Off with Their Heads - In Desolation (Cover Artwork)
Staff Review

Off with Their Heads

Off with Their Heads: In Desolation

In Desolation (2010)

Epitaph


3.5
Following Off with Their Heads' switch to the ostensibly flippy-haired roster of latter-day Epitaph, I can safely say that nothing has really changed (besides a member or two): The Minneapolis-bred punks are still playing modest shows and most importantly, they're still writing gravelly anthems of s...

Following Off with Their Heads' switch to the ostensibly flippy-haired roster of latter-day Epitaph, I can safely say that nothing has really changed (besides a member or two): The Minneapolis-bred punks are still playing modest shows and most importantly, they're still writing gravelly anthems of self-loathing.

The only thing that Epitaph could have potentially brought to the table (which is still a matter of assumption) is the recording quality. It's really not entirely different--just a bit higher in quality. The mix has the bass at a pretty audible level (hearing, rather than "feeling" the bass), mimicking the feel of the band's previous full-length From the Bottom. The quality difference really accentuates the energy; when the sudden verse of "Their Own Medicine" begins, you can tell there's a particular oomph to it.

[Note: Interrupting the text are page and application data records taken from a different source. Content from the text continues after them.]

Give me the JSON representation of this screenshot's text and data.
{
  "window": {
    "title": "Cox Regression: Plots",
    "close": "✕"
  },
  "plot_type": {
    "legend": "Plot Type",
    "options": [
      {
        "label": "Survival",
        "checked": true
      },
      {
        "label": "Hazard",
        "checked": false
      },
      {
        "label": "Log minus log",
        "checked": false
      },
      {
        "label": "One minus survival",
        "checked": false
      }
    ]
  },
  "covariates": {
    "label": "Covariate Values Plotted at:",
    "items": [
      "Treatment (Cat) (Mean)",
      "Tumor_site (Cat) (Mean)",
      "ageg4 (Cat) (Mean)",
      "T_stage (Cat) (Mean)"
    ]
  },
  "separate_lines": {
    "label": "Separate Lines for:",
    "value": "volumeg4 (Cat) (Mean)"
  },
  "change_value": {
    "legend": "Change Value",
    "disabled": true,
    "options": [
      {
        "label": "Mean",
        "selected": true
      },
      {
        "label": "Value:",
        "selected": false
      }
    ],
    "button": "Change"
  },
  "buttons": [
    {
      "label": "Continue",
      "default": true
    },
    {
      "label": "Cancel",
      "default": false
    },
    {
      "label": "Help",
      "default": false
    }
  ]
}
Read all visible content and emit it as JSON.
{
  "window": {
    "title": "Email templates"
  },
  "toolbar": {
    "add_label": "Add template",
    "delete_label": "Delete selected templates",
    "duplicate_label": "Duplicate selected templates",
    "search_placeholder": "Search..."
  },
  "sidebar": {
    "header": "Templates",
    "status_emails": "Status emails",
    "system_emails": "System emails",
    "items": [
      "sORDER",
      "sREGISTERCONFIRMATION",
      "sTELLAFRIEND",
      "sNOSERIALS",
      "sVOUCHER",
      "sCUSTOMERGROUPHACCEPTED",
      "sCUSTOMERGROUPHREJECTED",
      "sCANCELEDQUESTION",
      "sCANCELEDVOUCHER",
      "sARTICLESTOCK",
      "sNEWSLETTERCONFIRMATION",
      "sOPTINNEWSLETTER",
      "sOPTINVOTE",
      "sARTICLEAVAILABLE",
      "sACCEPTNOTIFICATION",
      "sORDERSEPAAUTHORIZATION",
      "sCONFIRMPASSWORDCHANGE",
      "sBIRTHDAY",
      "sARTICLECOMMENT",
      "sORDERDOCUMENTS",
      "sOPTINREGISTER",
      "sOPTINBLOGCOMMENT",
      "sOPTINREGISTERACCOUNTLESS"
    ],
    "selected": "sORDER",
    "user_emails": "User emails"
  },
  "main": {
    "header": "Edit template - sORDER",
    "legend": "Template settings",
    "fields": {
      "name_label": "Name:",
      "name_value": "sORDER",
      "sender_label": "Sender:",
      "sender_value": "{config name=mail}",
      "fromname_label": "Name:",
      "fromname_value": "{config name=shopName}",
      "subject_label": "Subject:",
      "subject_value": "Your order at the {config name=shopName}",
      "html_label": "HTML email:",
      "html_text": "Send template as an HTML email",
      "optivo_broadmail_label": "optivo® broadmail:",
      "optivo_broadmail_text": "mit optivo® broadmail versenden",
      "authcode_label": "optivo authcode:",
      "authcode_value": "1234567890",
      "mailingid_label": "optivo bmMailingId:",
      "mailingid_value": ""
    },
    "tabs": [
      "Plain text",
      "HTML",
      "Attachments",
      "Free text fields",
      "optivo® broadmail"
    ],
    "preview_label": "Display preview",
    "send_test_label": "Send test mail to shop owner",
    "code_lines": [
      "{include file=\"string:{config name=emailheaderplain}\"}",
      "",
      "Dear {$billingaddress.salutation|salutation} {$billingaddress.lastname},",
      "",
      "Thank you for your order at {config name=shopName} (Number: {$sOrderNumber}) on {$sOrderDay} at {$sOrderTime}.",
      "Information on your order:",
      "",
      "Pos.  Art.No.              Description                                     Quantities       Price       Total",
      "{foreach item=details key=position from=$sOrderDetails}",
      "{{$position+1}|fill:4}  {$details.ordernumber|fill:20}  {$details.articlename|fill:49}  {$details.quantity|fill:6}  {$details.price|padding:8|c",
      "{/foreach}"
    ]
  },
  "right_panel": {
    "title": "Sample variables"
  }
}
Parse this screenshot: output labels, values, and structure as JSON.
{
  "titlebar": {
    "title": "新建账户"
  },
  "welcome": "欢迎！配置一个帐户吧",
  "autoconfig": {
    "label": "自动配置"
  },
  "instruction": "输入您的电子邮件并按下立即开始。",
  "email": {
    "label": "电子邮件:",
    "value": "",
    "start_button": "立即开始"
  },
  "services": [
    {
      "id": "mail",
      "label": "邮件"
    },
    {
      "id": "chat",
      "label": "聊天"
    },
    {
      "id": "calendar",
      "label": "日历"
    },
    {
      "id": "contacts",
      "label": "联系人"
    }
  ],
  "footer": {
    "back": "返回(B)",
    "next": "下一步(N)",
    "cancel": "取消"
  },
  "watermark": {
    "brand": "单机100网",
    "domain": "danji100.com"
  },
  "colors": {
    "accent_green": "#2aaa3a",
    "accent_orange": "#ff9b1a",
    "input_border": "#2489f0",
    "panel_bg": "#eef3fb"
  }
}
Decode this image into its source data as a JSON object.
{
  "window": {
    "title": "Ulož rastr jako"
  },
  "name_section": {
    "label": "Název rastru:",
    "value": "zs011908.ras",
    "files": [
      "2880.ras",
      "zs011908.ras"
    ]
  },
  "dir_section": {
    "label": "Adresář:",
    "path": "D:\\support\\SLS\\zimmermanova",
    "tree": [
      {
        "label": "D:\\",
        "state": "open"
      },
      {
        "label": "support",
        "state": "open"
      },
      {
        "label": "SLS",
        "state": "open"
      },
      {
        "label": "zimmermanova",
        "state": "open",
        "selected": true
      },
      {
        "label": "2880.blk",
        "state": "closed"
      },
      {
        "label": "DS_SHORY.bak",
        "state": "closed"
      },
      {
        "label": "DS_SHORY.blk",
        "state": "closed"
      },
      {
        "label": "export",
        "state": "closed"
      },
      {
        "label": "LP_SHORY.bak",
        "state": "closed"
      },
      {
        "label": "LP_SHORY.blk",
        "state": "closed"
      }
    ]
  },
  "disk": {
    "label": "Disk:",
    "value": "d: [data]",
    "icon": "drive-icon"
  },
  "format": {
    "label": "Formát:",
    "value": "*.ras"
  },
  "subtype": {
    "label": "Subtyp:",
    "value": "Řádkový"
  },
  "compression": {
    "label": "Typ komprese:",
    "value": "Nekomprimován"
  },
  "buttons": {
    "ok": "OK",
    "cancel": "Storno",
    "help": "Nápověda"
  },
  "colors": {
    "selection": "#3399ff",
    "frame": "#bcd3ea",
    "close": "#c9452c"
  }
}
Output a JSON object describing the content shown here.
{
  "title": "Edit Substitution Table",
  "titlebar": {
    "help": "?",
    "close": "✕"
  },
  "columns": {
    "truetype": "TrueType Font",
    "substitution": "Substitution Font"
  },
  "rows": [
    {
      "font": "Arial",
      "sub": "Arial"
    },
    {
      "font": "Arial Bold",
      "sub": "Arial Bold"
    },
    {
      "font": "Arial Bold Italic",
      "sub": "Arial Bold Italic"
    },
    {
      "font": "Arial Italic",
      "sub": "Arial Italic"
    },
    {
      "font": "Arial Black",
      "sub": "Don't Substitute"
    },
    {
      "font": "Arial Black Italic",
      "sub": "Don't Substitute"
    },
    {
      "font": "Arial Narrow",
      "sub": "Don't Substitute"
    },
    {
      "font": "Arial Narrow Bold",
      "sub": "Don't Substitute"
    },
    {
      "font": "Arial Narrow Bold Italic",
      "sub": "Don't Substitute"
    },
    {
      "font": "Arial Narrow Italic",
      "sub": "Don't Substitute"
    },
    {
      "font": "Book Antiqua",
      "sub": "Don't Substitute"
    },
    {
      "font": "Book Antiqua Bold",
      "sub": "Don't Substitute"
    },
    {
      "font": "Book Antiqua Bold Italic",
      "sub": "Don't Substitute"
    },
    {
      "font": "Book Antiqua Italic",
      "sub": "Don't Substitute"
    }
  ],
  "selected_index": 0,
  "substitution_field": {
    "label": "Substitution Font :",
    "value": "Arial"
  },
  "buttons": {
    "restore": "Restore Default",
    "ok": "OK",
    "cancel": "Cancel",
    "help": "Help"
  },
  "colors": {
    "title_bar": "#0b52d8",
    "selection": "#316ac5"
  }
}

The power chord-driven jams, surprisingly, have a lot more variety than anticipated. "Spare Time" has riffs that reminisce in '80s hardcore; the quavering curveball "My Episodes" has quiet chord accents on piano; there's even a double-stoppin', rockin' solo in "Their Own Medicine." The most powerful track, "Clear the Air" finds the band mastering their own dynamics, which closes the album perfectly.

Off with Their Heads has always succeeded in forgetting verbosity, and embracing zero-bullshit, poignant lyricism. There's little need for poetic devices when a line like "I look in the mirror and I see the face of a failure who will never be significant" does the job a million times better. However, in the complete opposite of Off with Their Heads' fashion, "My Episodes" offers a shed of hope from Ryan Young. His lyrical approach translates well to such a revealing sentiment ("I'm just happy right now that your arms are around me").

Everything seems like a perfect followup, but unfortunately, there are a too many moments that obviously parallel From the Bottom ("Old Man" vs. "Go On and Git Now," "I Just Want You to Know" vs. "Fuck This I'm Out," etc.). Thankfully, they come off as "part II" rather than careless recycling, but In Desolation literally just falls short from the complete greatness of their earlier material. It's simply because too many songs wallow in their own formula; it's clear that when they step out of their comfort zone, they're onto something really special. "The Eyes of Death," "My Episodes" and "Clear the Air" are the best songs they've written, and I'd really love to hear what other things they can do.

Let's just say this is still a band I'd stage dive and fuck my neck up to. Whatever; it was totally worth it.